(Excerpts from a dataset)
☆ ☆ ☆ ☆

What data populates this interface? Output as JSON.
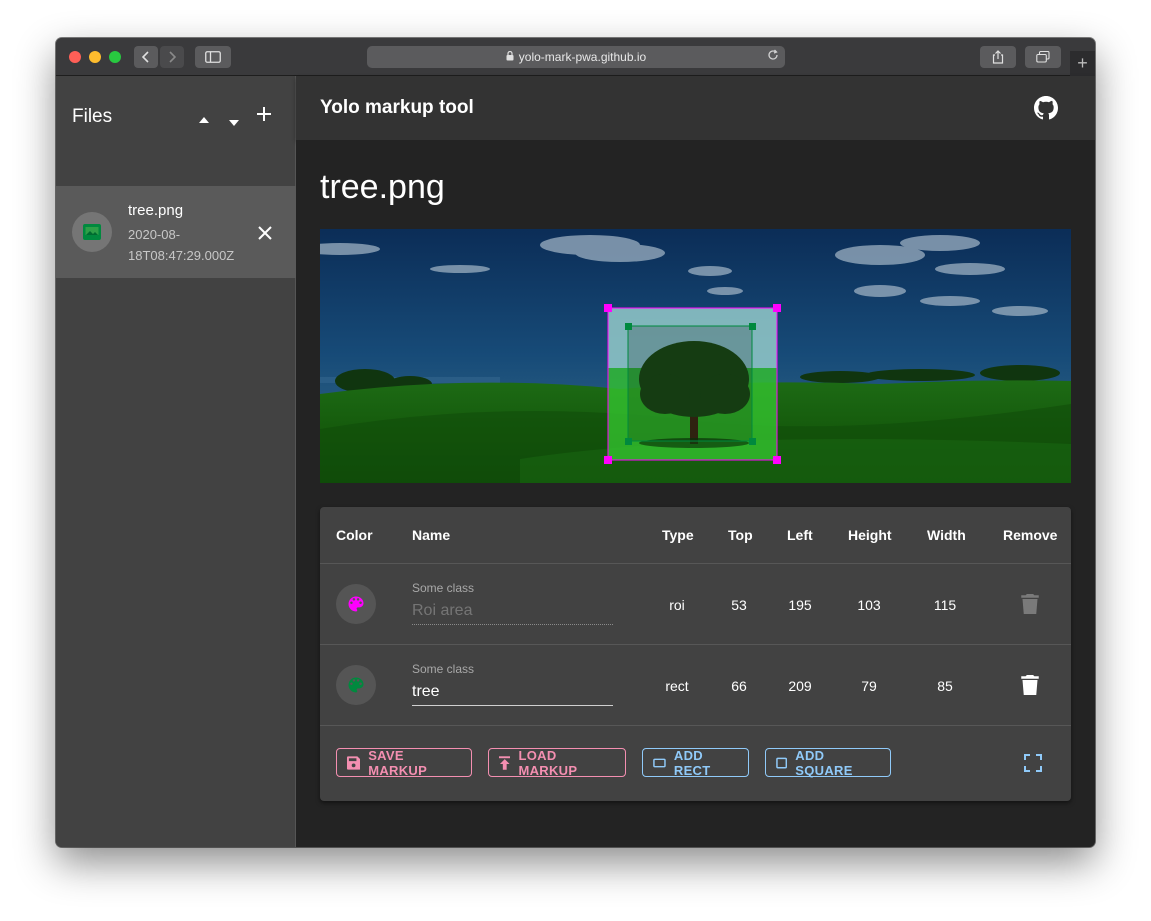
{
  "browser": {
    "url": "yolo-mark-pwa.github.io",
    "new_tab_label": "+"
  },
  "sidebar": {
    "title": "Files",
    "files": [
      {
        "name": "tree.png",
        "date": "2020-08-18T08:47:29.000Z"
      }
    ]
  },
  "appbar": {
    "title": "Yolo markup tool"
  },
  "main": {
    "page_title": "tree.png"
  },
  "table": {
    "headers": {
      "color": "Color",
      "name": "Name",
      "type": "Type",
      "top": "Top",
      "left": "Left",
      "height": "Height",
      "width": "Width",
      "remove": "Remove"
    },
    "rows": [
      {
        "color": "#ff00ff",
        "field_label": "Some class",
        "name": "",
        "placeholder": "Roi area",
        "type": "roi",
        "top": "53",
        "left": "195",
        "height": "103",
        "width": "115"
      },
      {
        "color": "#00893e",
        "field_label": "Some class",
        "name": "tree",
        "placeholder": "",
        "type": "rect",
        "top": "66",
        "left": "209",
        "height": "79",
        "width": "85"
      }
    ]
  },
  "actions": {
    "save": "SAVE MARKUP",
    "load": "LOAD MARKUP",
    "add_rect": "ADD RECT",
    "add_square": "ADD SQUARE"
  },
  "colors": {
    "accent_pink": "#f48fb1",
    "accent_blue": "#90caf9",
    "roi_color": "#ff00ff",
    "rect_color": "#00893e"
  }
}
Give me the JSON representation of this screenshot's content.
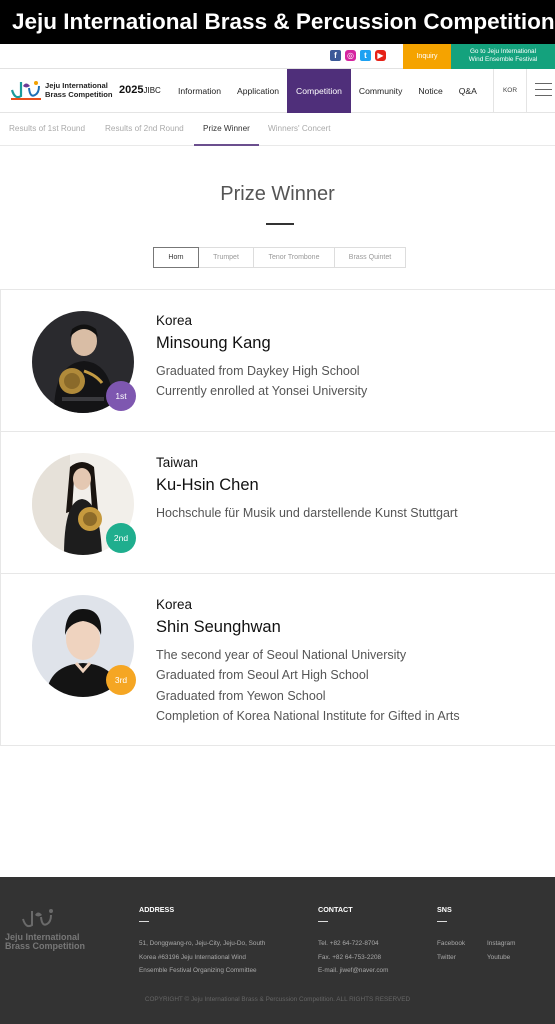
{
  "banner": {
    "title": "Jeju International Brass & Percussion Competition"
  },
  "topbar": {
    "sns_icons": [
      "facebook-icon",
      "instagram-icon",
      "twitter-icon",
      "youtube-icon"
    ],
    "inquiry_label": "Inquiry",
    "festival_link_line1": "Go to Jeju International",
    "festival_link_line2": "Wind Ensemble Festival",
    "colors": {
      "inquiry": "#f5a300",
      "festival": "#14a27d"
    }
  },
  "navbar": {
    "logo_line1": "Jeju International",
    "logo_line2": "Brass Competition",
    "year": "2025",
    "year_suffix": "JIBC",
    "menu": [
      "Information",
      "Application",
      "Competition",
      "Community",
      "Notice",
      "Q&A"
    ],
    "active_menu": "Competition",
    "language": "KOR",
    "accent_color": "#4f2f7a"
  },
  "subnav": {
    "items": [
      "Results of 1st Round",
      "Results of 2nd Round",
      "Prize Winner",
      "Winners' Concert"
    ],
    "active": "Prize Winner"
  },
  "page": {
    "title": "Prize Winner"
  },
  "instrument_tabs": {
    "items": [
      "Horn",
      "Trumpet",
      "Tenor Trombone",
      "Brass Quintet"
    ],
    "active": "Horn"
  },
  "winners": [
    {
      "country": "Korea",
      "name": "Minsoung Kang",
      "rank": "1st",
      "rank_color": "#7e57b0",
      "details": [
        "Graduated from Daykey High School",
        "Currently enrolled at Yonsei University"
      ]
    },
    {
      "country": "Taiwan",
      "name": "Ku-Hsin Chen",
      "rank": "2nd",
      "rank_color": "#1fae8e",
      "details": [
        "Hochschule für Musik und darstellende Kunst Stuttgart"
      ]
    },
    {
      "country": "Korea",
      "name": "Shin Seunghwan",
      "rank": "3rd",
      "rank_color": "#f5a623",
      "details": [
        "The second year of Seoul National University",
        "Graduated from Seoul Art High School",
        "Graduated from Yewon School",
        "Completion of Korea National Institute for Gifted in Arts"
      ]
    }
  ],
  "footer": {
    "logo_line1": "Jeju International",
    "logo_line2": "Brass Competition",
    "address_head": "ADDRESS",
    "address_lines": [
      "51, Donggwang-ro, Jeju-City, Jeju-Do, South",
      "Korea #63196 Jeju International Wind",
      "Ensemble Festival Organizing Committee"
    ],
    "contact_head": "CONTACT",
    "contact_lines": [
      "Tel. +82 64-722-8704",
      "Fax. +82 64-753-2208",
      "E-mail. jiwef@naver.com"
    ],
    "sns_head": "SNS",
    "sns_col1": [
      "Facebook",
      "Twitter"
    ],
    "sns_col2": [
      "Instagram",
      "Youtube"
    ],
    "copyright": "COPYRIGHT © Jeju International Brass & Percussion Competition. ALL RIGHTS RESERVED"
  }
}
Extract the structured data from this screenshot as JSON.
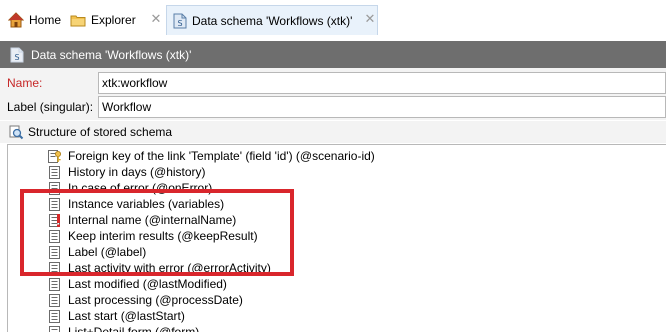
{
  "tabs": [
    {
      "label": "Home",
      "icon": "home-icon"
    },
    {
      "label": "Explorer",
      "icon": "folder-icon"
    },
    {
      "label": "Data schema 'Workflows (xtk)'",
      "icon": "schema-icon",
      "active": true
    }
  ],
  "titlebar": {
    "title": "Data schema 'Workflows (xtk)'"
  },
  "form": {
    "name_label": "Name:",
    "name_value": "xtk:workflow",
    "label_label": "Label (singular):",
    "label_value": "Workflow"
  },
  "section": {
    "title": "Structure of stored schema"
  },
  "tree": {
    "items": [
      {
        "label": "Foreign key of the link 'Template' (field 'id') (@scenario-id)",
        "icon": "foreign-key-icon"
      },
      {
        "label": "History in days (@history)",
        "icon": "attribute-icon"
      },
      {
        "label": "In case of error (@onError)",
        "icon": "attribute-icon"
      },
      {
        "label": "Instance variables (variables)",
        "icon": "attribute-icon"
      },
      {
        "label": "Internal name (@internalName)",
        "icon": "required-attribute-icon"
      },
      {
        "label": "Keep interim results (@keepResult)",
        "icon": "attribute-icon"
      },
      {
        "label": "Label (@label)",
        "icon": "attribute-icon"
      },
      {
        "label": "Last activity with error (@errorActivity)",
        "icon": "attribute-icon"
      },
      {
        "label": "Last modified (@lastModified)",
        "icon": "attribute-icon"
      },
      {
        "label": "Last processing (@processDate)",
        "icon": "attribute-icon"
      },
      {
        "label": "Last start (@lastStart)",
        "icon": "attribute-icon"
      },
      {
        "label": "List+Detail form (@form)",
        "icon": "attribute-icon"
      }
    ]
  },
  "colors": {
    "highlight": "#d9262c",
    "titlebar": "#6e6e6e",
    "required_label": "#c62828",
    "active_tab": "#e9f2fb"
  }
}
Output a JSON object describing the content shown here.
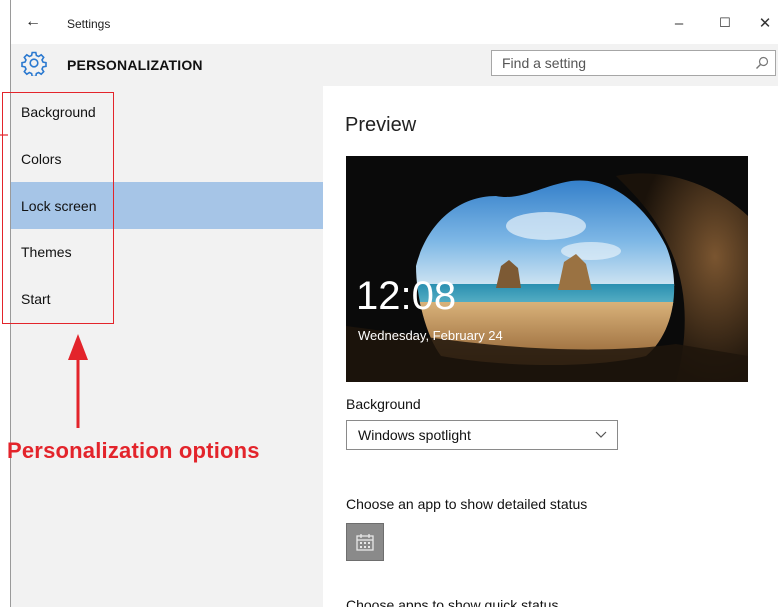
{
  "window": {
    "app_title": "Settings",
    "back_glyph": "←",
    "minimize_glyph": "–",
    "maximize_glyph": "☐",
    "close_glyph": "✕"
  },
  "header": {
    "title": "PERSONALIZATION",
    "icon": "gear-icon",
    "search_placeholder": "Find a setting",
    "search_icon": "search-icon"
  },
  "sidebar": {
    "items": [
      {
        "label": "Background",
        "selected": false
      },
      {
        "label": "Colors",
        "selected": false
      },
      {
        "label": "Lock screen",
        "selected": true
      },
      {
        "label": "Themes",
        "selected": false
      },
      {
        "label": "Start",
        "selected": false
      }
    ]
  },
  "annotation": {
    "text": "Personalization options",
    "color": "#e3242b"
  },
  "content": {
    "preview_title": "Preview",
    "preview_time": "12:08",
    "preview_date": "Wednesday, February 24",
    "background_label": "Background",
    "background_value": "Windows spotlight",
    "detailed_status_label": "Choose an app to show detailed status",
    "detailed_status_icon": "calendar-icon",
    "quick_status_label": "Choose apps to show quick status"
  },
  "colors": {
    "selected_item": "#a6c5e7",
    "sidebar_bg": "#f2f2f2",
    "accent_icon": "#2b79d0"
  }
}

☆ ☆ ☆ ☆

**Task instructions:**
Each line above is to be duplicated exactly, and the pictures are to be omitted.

**Written response:**
What data populates this interface? Output as JSON.
{
  "browser": {
    "url": "yolo-mark-pwa.github.io",
    "new_tab_label": "+"
  },
  "sidebar": {
    "title": "Files",
    "files": [
      {
        "name": "tree.png",
        "date": "2020-08-18T08:47:29.000Z"
      }
    ]
  },
  "appbar": {
    "title": "Yolo markup tool"
  },
  "main": {
    "page_title": "tree.png"
  },
  "table": {
    "headers": {
      "color": "Color",
      "name": "Name",
      "type": "Type",
      "top": "Top",
      "left": "Left",
      "height": "Height",
      "width": "Width",
      "remove": "Remove"
    },
    "rows": [
      {
        "color": "#ff00ff",
        "field_label": "Some class",
        "name": "",
        "placeholder": "Roi area",
        "type": "roi",
        "top": "53",
        "left": "195",
        "height": "103",
        "width": "115"
      },
      {
        "color": "#00893e",
        "field_label": "Some class",
        "name": "tree",
        "placeholder": "",
        "type": "rect",
        "top": "66",
        "left": "209",
        "height": "79",
        "width": "85"
      }
    ]
  },
  "actions": {
    "save": "SAVE MARKUP",
    "load": "LOAD MARKUP",
    "add_rect": "ADD RECT",
    "add_square": "ADD SQUARE"
  },
  "colors": {
    "accent_pink": "#f48fb1",
    "accent_blue": "#90caf9",
    "roi_color": "#ff00ff",
    "rect_color": "#00893e"
  }
}
Give me the JSON representation of this screenshot's content.
{
  "banner": {
    "title": "Jeju International Brass & Percussion Competition"
  },
  "topbar": {
    "sns_icons": [
      "facebook-icon",
      "instagram-icon",
      "twitter-icon",
      "youtube-icon"
    ],
    "inquiry_label": "Inquiry",
    "festival_link_line1": "Go to Jeju International",
    "festival_link_line2": "Wind Ensemble Festival",
    "colors": {
      "inquiry": "#f5a300",
      "festival": "#14a27d"
    }
  },
  "navbar": {
    "logo_line1": "Jeju International",
    "logo_line2": "Brass Competition",
    "year": "2025",
    "year_suffix": "JIBC",
    "menu": [
      "Information",
      "Application",
      "Competition",
      "Community",
      "Notice",
      "Q&A"
    ],
    "active_menu": "Competition",
    "language": "KOR",
    "accent_color": "#4f2f7a"
  },
  "subnav": {
    "items": [
      "Results of 1st Round",
      "Results of 2nd Round",
      "Prize Winner",
      "Winners' Concert"
    ],
    "active": "Prize Winner"
  },
  "page": {
    "title": "Prize Winner"
  },
  "instrument_tabs": {
    "items": [
      "Horn",
      "Trumpet",
      "Tenor Trombone",
      "Brass Quintet"
    ],
    "active": "Horn"
  },
  "winners": [
    {
      "country": "Korea",
      "name": "Minsoung Kang",
      "rank": "1st",
      "rank_color": "#7e57b0",
      "details": [
        "Graduated from Daykey High School",
        "Currently enrolled at Yonsei University"
      ]
    },
    {
      "country": "Taiwan",
      "name": "Ku-Hsin Chen",
      "rank": "2nd",
      "rank_color": "#1fae8e",
      "details": [
        "Hochschule für Musik und darstellende Kunst Stuttgart"
      ]
    },
    {
      "country": "Korea",
      "name": "Shin Seunghwan",
      "rank": "3rd",
      "rank_color": "#f5a623",
      "details": [
        "The second year of Seoul National University",
        "Graduated from Seoul Art High School",
        "Graduated from Yewon School",
        "Completion of Korea National Institute for Gifted in Arts"
      ]
    }
  ],
  "footer": {
    "logo_line1": "Jeju International",
    "logo_line2": "Brass Competition",
    "address_head": "ADDRESS",
    "address_lines": [
      "51, Donggwang-ro, Jeju-City, Jeju-Do, South",
      "Korea #63196 Jeju International Wind",
      "Ensemble Festival Organizing Committee"
    ],
    "contact_head": "CONTACT",
    "contact_lines": [
      "Tel. +82 64-722-8704",
      "Fax. +82 64-753-2208",
      "E-mail. jiwef@naver.com"
    ],
    "sns_head": "SNS",
    "sns_col1": [
      "Facebook",
      "Twitter"
    ],
    "sns_col2": [
      "Instagram",
      "Youtube"
    ],
    "copyright": "COPYRIGHT © Jeju International Brass & Percussion Competition. ALL RIGHTS RESERVED"
  }
}
Extract the structured data from this screenshot as JSON.
{
  "tabs": [
    {
      "label": "Home",
      "icon": "home-icon"
    },
    {
      "label": "Explorer",
      "icon": "folder-icon"
    },
    {
      "label": "Data schema 'Workflows (xtk)'",
      "icon": "schema-icon",
      "active": true
    }
  ],
  "titlebar": {
    "title": "Data schema 'Workflows (xtk)'"
  },
  "form": {
    "name_label": "Name:",
    "name_value": "xtk:workflow",
    "label_label": "Label (singular):",
    "label_value": "Workflow"
  },
  "section": {
    "title": "Structure of stored schema"
  },
  "tree": {
    "items": [
      {
        "label": "Foreign key of the link 'Template' (field 'id') (@scenario-id)",
        "icon": "foreign-key-icon"
      },
      {
        "label": "History in days (@history)",
        "icon": "attribute-icon"
      },
      {
        "label": "In case of error (@onError)",
        "icon": "attribute-icon"
      },
      {
        "label": "Instance variables (variables)",
        "icon": "attribute-icon"
      },
      {
        "label": "Internal name (@internalName)",
        "icon": "required-attribute-icon"
      },
      {
        "label": "Keep interim results (@keepResult)",
        "icon": "attribute-icon"
      },
      {
        "label": "Label (@label)",
        "icon": "attribute-icon"
      },
      {
        "label": "Last activity with error (@errorActivity)",
        "icon": "attribute-icon"
      },
      {
        "label": "Last modified (@lastModified)",
        "icon": "attribute-icon"
      },
      {
        "label": "Last processing (@processDate)",
        "icon": "attribute-icon"
      },
      {
        "label": "Last start (@lastStart)",
        "icon": "attribute-icon"
      },
      {
        "label": "List+Detail form (@form)",
        "icon": "attribute-icon"
      }
    ]
  },
  "colors": {
    "highlight": "#d9262c",
    "titlebar": "#6e6e6e",
    "required_label": "#c62828",
    "active_tab": "#e9f2fb"
  }
}
Output a JSON object describing the content shown here.
{
  "window": {
    "app_title": "Settings",
    "back_glyph": "←",
    "minimize_glyph": "–",
    "maximize_glyph": "☐",
    "close_glyph": "✕"
  },
  "header": {
    "title": "PERSONALIZATION",
    "icon": "gear-icon",
    "search_placeholder": "Find a setting",
    "search_icon": "search-icon"
  },
  "sidebar": {
    "items": [
      {
        "label": "Background",
        "selected": false
      },
      {
        "label": "Colors",
        "selected": false
      },
      {
        "label": "Lock screen",
        "selected": true
      },
      {
        "label": "Themes",
        "selected": false
      },
      {
        "label": "Start",
        "selected": false
      }
    ]
  },
  "annotation": {
    "text": "Personalization options",
    "color": "#e3242b"
  },
  "content": {
    "preview_title": "Preview",
    "preview_time": "12:08",
    "preview_date": "Wednesday, February 24",
    "background_label": "Background",
    "background_value": "Windows spotlight",
    "detailed_status_label": "Choose an app to show detailed status",
    "detailed_status_icon": "calendar-icon",
    "quick_status_label": "Choose apps to show quick status"
  },
  "colors": {
    "selected_item": "#a6c5e7",
    "sidebar_bg": "#f2f2f2",
    "accent_icon": "#2b79d0"
  }
}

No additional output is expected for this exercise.